I take a walk around the port, passing the fish market and an impressive array of fish and shellfish. As I round the corner I’m tempted by a few of the restaurants but I know there is one at the top of Fløibanen, one of the seven mountains that surround Bergen. The Funicular starts at the bottom of the hill close to the main port – literally a few hundred years from both Bryggen and the fish market. The roundtrip ticket (up and back down again) is 90NOK, so about £7 or $10.
The hill is steep – the funicular itself is stepped inside so that you have a variety of different levels to stand on, which not only makes because of the physical layout of the carriage, but also means every single level gets access to the same unrestricted view. The journey is quiet and takes a few minutes to get the side of the mountain, passing the downhill carriage in the process. The views quickly became amazing, although a good chunk of the route that still lies within the city is actually walled and covered, suspect to provide some barrier for the people who live and work in the building, The funicular runs every 15 minutes and although it’s silent is probably quite a distraction. Not to mention tourists looking into gardens and through windows.
At the top as we exit you are presented with a massive stepped viewing area that looks out directly over Bergen and the fjords beyond, and from where you can see the other mountains and surrounding landscape. To see the views are magnificent is an understatement. It is a beautiful crisp, blue skied autumn day which makes the view and atmosphere perfect. It takes a while to sink in just how majestic the landscape is.
I head for some lunch in the cafe at the top – it’s self service and the food is excellent and traditional fair, although it takes me some time to get used to the currency as I’m trying not to end up with so many coins. It is very busy, and this is obviously the place to be for locals and tourists. I have some trouble finding a table and eventually have to share with a group of Norwegian having a deep conversation I obviously cannot follow.
After lunch I decide to go for a walk with the hoards of locals, entire families, friends, out for a similar walk in the afternoon sun. There are people running, hiking or just out for a stroll. The top of Fløibanen is covered in pathways that you can follow without needing to be too fit, and also off-track routes.
There are also a number of lakes and ponds, most with picnic areas and even barbecues if you’ve come prepared.
After years of walking in the lake district on paths and crags that are very similar I take a route off the beaten track and switch into what I can only call ‘mountain goat’ mode, stepping quickly from rock to rock and crag to crag as I go both up and down the hills and terrain. This is what I’ve missed – it’s been a long time since I was able to go on a hike that felt so wild and rough and I’m loving it.
Still the views are magnificent and I find myself stopping frequently just to take in the views and breathe in the very fresh and clean air.
There are various wooden carvings around the forest at the top, and near one I spy a family and their children walking out over the ice. Although I wouldn’t like to try it, I’ve already seen that the ice in places is several inches thick so I’m not worried.

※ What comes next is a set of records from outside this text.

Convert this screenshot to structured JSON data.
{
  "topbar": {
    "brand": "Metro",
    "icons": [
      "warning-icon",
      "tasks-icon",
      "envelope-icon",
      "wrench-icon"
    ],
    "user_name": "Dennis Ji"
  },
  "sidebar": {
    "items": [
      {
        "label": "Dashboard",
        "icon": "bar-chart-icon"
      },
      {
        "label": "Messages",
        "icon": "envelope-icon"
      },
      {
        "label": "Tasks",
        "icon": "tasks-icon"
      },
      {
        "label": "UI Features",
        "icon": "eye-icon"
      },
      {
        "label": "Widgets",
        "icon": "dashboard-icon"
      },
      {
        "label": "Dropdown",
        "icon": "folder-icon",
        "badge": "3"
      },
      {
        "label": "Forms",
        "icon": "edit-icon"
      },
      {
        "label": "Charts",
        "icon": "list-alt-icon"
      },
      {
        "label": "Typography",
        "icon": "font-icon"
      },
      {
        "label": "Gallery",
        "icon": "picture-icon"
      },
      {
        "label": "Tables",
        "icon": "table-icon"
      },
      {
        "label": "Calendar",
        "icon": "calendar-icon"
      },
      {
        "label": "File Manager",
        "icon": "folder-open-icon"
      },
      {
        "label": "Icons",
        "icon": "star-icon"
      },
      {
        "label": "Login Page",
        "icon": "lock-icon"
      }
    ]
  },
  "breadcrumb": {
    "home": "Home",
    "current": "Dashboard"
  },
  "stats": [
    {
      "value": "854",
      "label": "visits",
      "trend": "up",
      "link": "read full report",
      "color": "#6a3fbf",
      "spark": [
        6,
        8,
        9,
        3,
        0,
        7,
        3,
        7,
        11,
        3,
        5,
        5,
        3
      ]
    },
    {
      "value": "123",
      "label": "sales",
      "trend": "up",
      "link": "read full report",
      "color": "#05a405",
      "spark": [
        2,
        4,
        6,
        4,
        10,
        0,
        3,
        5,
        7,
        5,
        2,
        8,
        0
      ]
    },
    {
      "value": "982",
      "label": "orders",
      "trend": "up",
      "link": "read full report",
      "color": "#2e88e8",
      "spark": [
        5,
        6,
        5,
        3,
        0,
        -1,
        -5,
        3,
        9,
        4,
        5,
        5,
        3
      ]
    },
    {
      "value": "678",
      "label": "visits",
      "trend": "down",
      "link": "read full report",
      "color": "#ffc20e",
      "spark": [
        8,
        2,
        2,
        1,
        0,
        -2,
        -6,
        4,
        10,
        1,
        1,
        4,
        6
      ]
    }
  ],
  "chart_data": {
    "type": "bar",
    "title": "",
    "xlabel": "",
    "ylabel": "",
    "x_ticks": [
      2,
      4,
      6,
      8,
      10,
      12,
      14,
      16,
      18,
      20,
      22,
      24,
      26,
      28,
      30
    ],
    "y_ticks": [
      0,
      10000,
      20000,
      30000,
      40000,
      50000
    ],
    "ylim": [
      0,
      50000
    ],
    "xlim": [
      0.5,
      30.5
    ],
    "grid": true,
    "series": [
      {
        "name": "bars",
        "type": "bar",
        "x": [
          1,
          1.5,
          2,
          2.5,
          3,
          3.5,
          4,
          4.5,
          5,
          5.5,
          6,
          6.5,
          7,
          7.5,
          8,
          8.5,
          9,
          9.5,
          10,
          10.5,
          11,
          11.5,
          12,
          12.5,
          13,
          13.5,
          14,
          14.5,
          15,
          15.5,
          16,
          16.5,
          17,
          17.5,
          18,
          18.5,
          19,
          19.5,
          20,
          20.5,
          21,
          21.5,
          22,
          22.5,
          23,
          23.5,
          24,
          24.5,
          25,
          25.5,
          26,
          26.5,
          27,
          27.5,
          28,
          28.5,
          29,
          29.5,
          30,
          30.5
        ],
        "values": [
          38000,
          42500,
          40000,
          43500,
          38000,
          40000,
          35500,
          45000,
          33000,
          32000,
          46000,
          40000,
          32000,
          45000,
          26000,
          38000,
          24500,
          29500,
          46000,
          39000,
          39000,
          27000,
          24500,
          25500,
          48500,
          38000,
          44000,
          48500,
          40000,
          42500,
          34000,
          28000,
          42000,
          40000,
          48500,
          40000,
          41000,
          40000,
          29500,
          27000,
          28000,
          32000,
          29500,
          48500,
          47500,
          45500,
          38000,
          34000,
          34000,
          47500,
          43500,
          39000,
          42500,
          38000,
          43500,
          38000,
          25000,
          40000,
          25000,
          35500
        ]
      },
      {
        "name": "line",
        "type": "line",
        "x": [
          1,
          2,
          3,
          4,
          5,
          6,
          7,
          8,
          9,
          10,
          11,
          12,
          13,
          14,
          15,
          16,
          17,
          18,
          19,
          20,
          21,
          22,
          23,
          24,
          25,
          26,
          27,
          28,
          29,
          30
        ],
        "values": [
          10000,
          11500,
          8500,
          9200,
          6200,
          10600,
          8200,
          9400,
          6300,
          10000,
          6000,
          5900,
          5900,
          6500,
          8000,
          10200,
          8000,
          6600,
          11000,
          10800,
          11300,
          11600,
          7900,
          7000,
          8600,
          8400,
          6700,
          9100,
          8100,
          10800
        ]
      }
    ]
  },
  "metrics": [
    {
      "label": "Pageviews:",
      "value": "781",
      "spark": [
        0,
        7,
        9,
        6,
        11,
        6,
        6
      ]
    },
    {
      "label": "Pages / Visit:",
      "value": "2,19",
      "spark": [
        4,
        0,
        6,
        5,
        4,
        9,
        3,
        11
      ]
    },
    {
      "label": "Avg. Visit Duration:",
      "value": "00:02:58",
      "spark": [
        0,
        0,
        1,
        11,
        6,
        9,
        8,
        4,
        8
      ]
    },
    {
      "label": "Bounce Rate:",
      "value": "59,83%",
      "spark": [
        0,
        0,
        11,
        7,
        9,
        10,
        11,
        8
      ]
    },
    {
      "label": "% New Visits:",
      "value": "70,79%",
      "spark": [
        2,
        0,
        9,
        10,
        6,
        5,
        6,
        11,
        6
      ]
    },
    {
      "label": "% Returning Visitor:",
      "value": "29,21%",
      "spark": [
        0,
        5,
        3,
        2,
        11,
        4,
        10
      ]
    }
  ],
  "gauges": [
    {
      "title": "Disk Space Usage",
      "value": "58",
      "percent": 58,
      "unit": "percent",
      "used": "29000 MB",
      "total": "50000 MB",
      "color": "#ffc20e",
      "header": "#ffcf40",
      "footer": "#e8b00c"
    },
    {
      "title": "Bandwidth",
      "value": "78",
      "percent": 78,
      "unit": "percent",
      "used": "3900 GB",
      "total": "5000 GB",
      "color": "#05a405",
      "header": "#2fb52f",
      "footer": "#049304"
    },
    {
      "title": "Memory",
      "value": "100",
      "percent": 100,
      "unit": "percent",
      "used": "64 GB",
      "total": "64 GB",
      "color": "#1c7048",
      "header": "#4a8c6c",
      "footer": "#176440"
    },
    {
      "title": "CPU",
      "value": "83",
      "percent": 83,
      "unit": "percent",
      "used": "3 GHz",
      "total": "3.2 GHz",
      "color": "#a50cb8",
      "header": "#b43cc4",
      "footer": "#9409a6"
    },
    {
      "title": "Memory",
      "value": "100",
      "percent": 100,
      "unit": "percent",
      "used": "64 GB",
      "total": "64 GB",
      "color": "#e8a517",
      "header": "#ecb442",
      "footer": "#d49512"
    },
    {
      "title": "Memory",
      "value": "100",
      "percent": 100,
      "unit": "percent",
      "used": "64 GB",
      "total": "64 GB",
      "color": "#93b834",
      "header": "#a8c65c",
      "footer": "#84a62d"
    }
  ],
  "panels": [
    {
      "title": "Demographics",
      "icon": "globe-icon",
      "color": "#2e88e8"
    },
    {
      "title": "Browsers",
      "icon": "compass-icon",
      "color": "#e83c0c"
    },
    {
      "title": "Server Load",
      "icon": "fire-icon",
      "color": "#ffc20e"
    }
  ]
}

After trekking for a few hours, both on and off track, I head back to the steps and start to look out at the setting sun. It will set at 15:55 and I make it back to the view just after 3pm. I watch as the sun slowly sets – takes a long time due to combination of the northern location (we are 60º north here), the time of the year, and the elevation, but the view is too magnificent to miss.
I stay until just before the sun goes down, and then take the funicular down the mountain and walk back to the Hurtigruten terminal in the twilight.